■ EXERCISE ■
Going through the data below, copy out each line where the word "text" shows up.

■ INFORMATION ■
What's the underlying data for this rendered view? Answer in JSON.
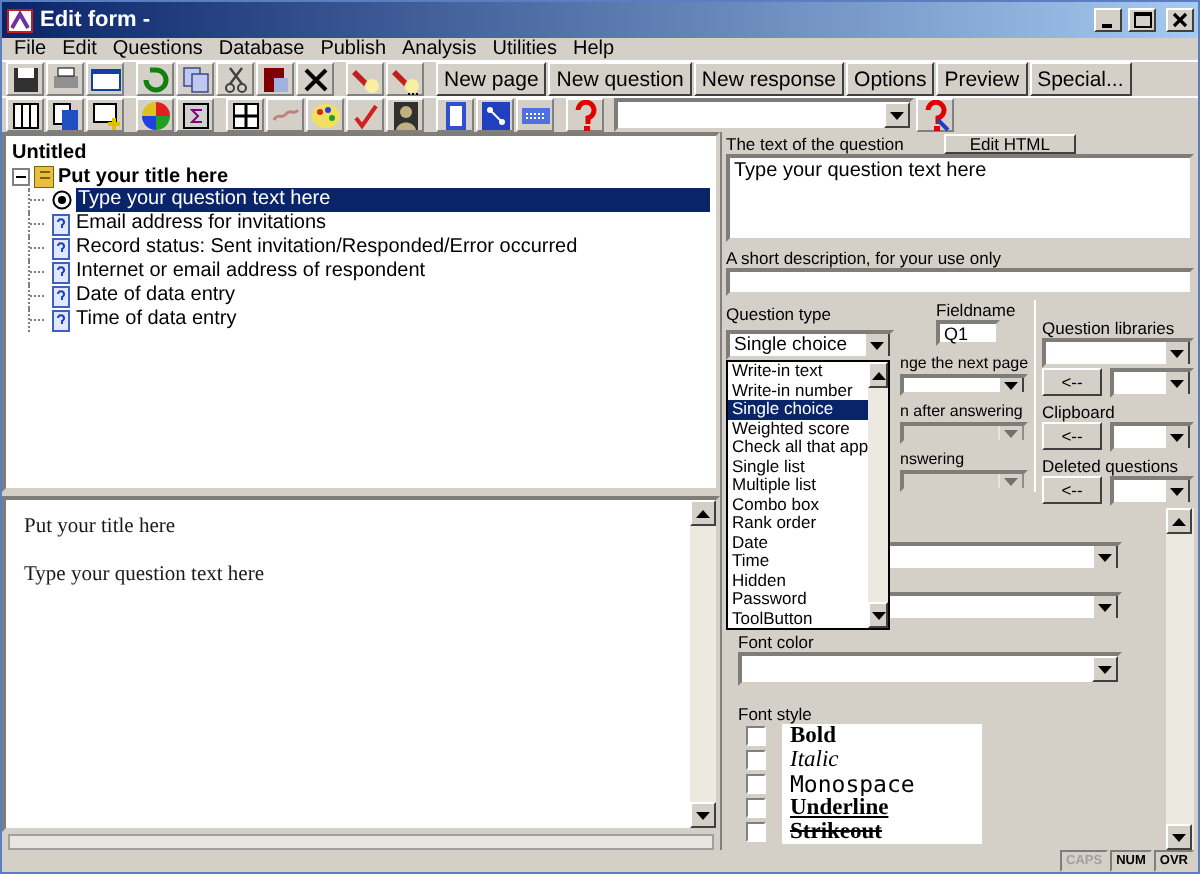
{
  "window": {
    "title": "Edit form -"
  },
  "menu": [
    "File",
    "Edit",
    "Questions",
    "Database",
    "Publish",
    "Analysis",
    "Utilities",
    "Help"
  ],
  "toolbar_buttons": [
    "New page",
    "New question",
    "New response",
    "Options",
    "Preview",
    "Special..."
  ],
  "tree": {
    "root": "Untitled",
    "children": [
      {
        "label": "Put your title here",
        "expanded": true,
        "children": [
          {
            "label": "Type your question text here",
            "kind": "radio",
            "selected": true
          },
          {
            "label": "Email address for invitations",
            "kind": "question",
            "selected": false
          },
          {
            "label": "Record status: Sent invitation/Responded/Error occurred",
            "kind": "question",
            "selected": false
          },
          {
            "label": "Internet or email address of respondent",
            "kind": "question",
            "selected": false
          },
          {
            "label": "Date of data entry",
            "kind": "question",
            "selected": false
          },
          {
            "label": "Time of data entry",
            "kind": "question",
            "selected": false
          }
        ]
      }
    ]
  },
  "preview": {
    "title": "Put your title here",
    "question": "Type your question text here"
  },
  "question_panel": {
    "text_label": "The text of the question",
    "edit_html_button": "Edit HTML",
    "text_value": "Type your question text here",
    "description_label": "A short description, for your use only",
    "question_type_label": "Question type",
    "question_type_value": "Single choice",
    "fieldname_label": "Fieldname",
    "fieldname_value": "Q1",
    "partial_labels": [
      {
        "label": "nge the next page",
        "disabled": false
      },
      {
        "label": "n after answering",
        "disabled": true
      },
      {
        "label": "nswering",
        "disabled": true
      }
    ],
    "libraries": [
      {
        "label": "Question libraries"
      },
      {
        "back_button": "<--"
      },
      {
        "label": "Clipboard",
        "back_button": "<--"
      },
      {
        "label": "Deleted questions",
        "back_button": "<--"
      }
    ],
    "dropdown_options": [
      {
        "label": "Write-in text",
        "selected": false
      },
      {
        "label": "Write-in number",
        "selected": false
      },
      {
        "label": "Single choice",
        "selected": true
      },
      {
        "label": "Weighted score",
        "selected": false
      },
      {
        "label": "Check all that app",
        "selected": false
      },
      {
        "label": "Single list",
        "selected": false
      },
      {
        "label": "Multiple list",
        "selected": false
      },
      {
        "label": "Combo box",
        "selected": false
      },
      {
        "label": "Rank order",
        "selected": false
      },
      {
        "label": "Date",
        "selected": false
      },
      {
        "label": "Time",
        "selected": false
      },
      {
        "label": "Hidden",
        "selected": false
      },
      {
        "label": "Password",
        "selected": false
      },
      {
        "label": "ToolButton",
        "selected": false
      }
    ],
    "font_color_label": "Font color",
    "font_style_label": "Font style",
    "font_styles": [
      {
        "label": "Bold",
        "kind": "bold",
        "checked": false
      },
      {
        "label": "Italic",
        "kind": "italic",
        "checked": false
      },
      {
        "label": "Monospace",
        "kind": "monospace",
        "checked": false
      },
      {
        "label": "Underline",
        "kind": "underline",
        "checked": false
      },
      {
        "label": "Strikeout",
        "kind": "strikeout",
        "checked": false
      }
    ]
  },
  "status_bar": [
    {
      "label": "CAPS",
      "active": false
    },
    {
      "label": "NUM",
      "active": true
    },
    {
      "label": "OVR",
      "active": true
    }
  ]
}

■ ANSWER TO THIS EXERCISE ■
            "label": "Type your question text here",
    "question": "Type your question text here"
    "text_label": "The text of the question",
    "text_value": "Type your question text here",
        "label": "Write-in text",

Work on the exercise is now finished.